Task objective - In full and word for word, copy the records that follow.
* * *
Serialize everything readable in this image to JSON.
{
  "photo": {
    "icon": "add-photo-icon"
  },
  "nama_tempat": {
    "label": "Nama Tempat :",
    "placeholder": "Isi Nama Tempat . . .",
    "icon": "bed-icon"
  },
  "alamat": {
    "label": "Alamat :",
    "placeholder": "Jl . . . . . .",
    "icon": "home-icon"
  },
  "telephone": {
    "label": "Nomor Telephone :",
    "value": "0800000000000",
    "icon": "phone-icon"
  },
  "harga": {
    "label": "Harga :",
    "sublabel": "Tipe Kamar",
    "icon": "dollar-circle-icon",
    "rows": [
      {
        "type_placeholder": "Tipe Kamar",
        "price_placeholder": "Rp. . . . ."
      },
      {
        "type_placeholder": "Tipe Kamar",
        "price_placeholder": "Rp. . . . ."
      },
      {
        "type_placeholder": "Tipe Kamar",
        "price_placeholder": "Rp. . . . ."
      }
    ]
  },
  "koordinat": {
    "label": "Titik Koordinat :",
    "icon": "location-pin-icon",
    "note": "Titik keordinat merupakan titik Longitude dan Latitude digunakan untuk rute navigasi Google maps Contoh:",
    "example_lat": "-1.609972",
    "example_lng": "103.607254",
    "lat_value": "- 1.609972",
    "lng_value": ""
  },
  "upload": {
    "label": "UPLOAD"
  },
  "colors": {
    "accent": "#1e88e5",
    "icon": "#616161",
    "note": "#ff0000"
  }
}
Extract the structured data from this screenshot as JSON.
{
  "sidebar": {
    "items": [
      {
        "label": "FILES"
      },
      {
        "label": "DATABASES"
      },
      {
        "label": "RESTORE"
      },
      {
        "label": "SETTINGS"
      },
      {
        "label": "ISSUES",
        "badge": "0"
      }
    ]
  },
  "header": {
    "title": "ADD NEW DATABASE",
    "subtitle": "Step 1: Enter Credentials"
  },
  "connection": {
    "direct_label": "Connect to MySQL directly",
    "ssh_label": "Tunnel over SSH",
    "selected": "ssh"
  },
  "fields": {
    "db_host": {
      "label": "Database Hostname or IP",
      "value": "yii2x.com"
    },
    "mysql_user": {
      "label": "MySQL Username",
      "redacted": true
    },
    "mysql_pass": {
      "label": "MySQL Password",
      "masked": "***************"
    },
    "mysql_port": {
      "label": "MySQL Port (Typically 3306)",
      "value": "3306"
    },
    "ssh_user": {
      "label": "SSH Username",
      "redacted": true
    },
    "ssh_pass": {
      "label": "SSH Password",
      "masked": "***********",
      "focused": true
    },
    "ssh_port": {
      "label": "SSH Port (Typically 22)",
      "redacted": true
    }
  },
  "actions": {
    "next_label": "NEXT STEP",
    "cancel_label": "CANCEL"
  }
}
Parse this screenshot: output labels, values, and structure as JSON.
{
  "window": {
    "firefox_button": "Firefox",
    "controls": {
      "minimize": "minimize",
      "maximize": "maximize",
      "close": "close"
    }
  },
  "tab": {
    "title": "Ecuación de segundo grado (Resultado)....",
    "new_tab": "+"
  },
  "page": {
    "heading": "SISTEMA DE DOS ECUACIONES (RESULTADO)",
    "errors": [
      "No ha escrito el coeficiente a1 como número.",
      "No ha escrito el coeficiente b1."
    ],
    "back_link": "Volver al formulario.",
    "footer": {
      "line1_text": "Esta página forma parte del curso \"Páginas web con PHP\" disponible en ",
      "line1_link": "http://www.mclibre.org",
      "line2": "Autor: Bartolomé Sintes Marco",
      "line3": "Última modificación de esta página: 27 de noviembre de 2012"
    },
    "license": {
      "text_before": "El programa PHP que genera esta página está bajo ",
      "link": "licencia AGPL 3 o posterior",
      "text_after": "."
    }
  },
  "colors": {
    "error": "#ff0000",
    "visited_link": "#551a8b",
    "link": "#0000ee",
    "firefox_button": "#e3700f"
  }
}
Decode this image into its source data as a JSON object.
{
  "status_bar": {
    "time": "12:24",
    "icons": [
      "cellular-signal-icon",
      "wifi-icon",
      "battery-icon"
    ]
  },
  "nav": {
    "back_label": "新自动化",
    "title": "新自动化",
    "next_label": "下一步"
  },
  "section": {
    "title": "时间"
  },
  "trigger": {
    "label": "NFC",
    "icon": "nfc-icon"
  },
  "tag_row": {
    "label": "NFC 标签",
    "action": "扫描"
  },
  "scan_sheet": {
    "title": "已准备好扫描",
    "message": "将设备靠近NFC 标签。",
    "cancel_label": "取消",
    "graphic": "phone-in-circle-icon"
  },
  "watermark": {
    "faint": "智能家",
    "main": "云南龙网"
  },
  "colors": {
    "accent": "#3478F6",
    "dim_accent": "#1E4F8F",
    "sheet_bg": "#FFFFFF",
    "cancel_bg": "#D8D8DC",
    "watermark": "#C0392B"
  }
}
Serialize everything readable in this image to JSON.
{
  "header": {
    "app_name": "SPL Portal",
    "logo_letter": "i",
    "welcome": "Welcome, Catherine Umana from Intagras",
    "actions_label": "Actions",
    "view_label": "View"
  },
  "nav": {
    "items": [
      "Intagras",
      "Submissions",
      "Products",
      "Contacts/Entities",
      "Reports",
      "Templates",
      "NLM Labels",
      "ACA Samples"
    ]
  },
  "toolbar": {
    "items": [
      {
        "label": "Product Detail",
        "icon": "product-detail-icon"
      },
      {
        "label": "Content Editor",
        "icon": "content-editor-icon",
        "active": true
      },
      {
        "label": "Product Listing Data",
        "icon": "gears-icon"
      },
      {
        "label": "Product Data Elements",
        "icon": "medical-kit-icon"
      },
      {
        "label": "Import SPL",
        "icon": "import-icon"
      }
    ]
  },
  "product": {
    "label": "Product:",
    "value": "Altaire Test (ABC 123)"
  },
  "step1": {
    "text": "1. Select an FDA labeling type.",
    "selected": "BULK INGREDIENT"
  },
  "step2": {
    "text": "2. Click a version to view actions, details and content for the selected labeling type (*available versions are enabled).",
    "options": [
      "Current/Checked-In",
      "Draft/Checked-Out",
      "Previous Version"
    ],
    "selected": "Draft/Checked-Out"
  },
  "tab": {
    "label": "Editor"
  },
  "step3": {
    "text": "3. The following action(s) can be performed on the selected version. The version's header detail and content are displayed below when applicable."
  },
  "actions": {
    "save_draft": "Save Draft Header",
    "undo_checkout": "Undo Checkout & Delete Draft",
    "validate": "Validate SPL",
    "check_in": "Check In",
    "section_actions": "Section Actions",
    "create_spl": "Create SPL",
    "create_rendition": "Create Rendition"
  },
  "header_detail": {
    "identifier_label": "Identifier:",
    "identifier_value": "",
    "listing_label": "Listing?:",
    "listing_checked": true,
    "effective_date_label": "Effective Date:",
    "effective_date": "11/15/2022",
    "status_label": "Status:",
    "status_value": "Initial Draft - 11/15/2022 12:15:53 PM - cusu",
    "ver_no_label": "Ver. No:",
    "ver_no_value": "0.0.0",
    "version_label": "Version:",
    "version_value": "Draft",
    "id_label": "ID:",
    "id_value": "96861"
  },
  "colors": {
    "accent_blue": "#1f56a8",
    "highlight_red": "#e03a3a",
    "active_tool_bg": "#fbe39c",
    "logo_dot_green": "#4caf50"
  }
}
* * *
Exercise result -
Serialize everything readable in this image to JSON.
{
  "photo": {
    "icon": "add-photo-icon"
  },
  "nama_tempat": {
    "label": "Nama Tempat :",
    "placeholder": "Isi Nama Tempat . . .",
    "icon": "bed-icon"
  },
  "alamat": {
    "label": "Alamat :",
    "placeholder": "Jl . . . . . .",
    "icon": "home-icon"
  },
  "telephone": {
    "label": "Nomor Telephone :",
    "value": "0800000000000",
    "icon": "phone-icon"
  },
  "harga": {
    "label": "Harga :",
    "sublabel": "Tipe Kamar",
    "icon": "dollar-circle-icon",
    "rows": [
      {
        "type_placeholder": "Tipe Kamar",
        "price_placeholder": "Rp. . . . ."
      },
      {
        "type_placeholder": "Tipe Kamar",
        "price_placeholder": "Rp. . . . ."
      },
      {
        "type_placeholder": "Tipe Kamar",
        "price_placeholder": "Rp. . . . ."
      }
    ]
  },
  "koordinat": {
    "label": "Titik Koordinat :",
    "icon": "location-pin-icon",
    "note": "Titik keordinat merupakan titik Longitude dan Latitude digunakan untuk rute navigasi Google maps Contoh:",
    "example_lat": "-1.609972",
    "example_lng": "103.607254",
    "lat_value": "- 1.609972",
    "lng_value": ""
  },
  "upload": {
    "label": "UPLOAD"
  },
  "colors": {
    "accent": "#1e88e5",
    "icon": "#616161",
    "note": "#ff0000"
  }
}
Extract the structured data from this screenshot as JSON.
{
  "sidebar": {
    "items": [
      {
        "label": "FILES"
      },
      {
        "label": "DATABASES"
      },
      {
        "label": "RESTORE"
      },
      {
        "label": "SETTINGS"
      },
      {
        "label": "ISSUES",
        "badge": "0"
      }
    ]
  },
  "header": {
    "title": "ADD NEW DATABASE",
    "subtitle": "Step 1: Enter Credentials"
  },
  "connection": {
    "direct_label": "Connect to MySQL directly",
    "ssh_label": "Tunnel over SSH",
    "selected": "ssh"
  },
  "fields": {
    "db_host": {
      "label": "Database Hostname or IP",
      "value": "yii2x.com"
    },
    "mysql_user": {
      "label": "MySQL Username",
      "redacted": true
    },
    "mysql_pass": {
      "label": "MySQL Password",
      "masked": "***************"
    },
    "mysql_port": {
      "label": "MySQL Port (Typically 3306)",
      "value": "3306"
    },
    "ssh_user": {
      "label": "SSH Username",
      "redacted": true
    },
    "ssh_pass": {
      "label": "SSH Password",
      "masked": "***********",
      "focused": true
    },
    "ssh_port": {
      "label": "SSH Port (Typically 22)",
      "redacted": true
    }
  },
  "actions": {
    "next_label": "NEXT STEP",
    "cancel_label": "CANCEL"
  }
}
Parse this screenshot: output labels, values, and structure as JSON.
{
  "window": {
    "firefox_button": "Firefox",
    "controls": {
      "minimize": "minimize",
      "maximize": "maximize",
      "close": "close"
    }
  },
  "tab": {
    "title": "Ecuación de segundo grado (Resultado)....",
    "new_tab": "+"
  },
  "page": {
    "heading": "SISTEMA DE DOS ECUACIONES (RESULTADO)",
    "errors": [
      "No ha escrito el coeficiente a1 como número.",
      "No ha escrito el coeficiente b1."
    ],
    "back_link": "Volver al formulario.",
    "footer": {
      "line1_text": "Esta página forma parte del curso \"Páginas web con PHP\" disponible en ",
      "line1_link": "http://www.mclibre.org",
      "line2": "Autor: Bartolomé Sintes Marco",
      "line3": "Última modificación de esta página: 27 de noviembre de 2012"
    },
    "license": {
      "text_before": "El programa PHP que genera esta página está bajo ",
      "link": "licencia AGPL 3 o posterior",
      "text_after": "."
    }
  },
  "colors": {
    "error": "#ff0000",
    "visited_link": "#551a8b",
    "link": "#0000ee",
    "firefox_button": "#e3700f"
  }
}
Decode this image into its source data as a JSON object.
{
  "status_bar": {
    "time": "12:24",
    "icons": [
      "cellular-signal-icon",
      "wifi-icon",
      "battery-icon"
    ]
  },
  "nav": {
    "back_label": "新自动化",
    "title": "新自动化",
    "next_label": "下一步"
  },
  "section": {
    "title": "时间"
  },
  "trigger": {
    "label": "NFC",
    "icon": "nfc-icon"
  },
  "tag_row": {
    "label": "NFC 标签",
    "action": "扫描"
  },
  "scan_sheet": {
    "title": "已准备好扫描",
    "message": "将设备靠近NFC 标签。",
    "cancel_label": "取消",
    "graphic": "phone-in-circle-icon"
  },
  "watermark": {
    "faint": "智能家",
    "main": "云南龙网"
  },
  "colors": {
    "accent": "#3478F6",
    "dim_accent": "#1E4F8F",
    "sheet_bg": "#FFFFFF",
    "cancel_bg": "#D8D8DC",
    "watermark": "#C0392B"
  }
}
Serialize everything readable in this image to JSON.
{
  "header": {
    "app_name": "SPL Portal",
    "logo_letter": "i",
    "welcome": "Welcome, Catherine Umana from Intagras",
    "actions_label": "Actions",
    "view_label": "View"
  },
  "nav": {
    "items": [
      "Intagras",
      "Submissions",
      "Products",
      "Contacts/Entities",
      "Reports",
      "Templates",
      "NLM Labels",
      "ACA Samples"
    ]
  },
  "toolbar": {
    "items": [
      {
        "label": "Product Detail",
        "icon": "product-detail-icon"
      },
      {
        "label": "Content Editor",
        "icon": "content-editor-icon",
        "active": true
      },
      {
        "label": "Product Listing Data",
        "icon": "gears-icon"
      },
      {
        "label": "Product Data Elements",
        "icon": "medical-kit-icon"
      },
      {
        "label": "Import SPL",
        "icon": "import-icon"
      }
    ]
  },
  "product": {
    "label": "Product:",
    "value": "Altaire Test (ABC 123)"
  },
  "step1": {
    "text": "1. Select an FDA labeling type.",
    "selected": "BULK INGREDIENT"
  },
  "step2": {
    "text": "2. Click a version to view actions, details and content for the selected labeling type (*available versions are enabled).",
    "options": [
      "Current/Checked-In",
      "Draft/Checked-Out",
      "Previous Version"
    ],
    "selected": "Draft/Checked-Out"
  },
  "tab": {
    "label": "Editor"
  },
  "step3": {
    "text": "3. The following action(s) can be performed on the selected version. The version's header detail and content are displayed below when applicable."
  },
  "actions": {
    "save_draft": "Save Draft Header",
    "undo_checkout": "Undo Checkout & Delete Draft",
    "validate": "Validate SPL",
    "check_in": "Check In",
    "section_actions": "Section Actions",
    "create_spl": "Create SPL",
    "create_rendition": "Create Rendition"
  },
  "header_detail": {
    "identifier_label": "Identifier:",
    "identifier_value": "",
    "listing_label": "Listing?:",
    "listing_checked": true,
    "effective_date_label": "Effective Date:",
    "effective_date": "11/15/2022",
    "status_label": "Status:",
    "status_value": "Initial Draft - 11/15/2022 12:15:53 PM - cusu",
    "ver_no_label": "Ver. No:",
    "ver_no_value": "0.0.0",
    "version_label": "Version:",
    "version_value": "Draft",
    "id_label": "ID:",
    "id_value": "96861"
  },
  "colors": {
    "accent_blue": "#1f56a8",
    "highlight_red": "#e03a3a",
    "active_tool_bg": "#fbe39c",
    "logo_dot_green": "#4caf50"
  }
}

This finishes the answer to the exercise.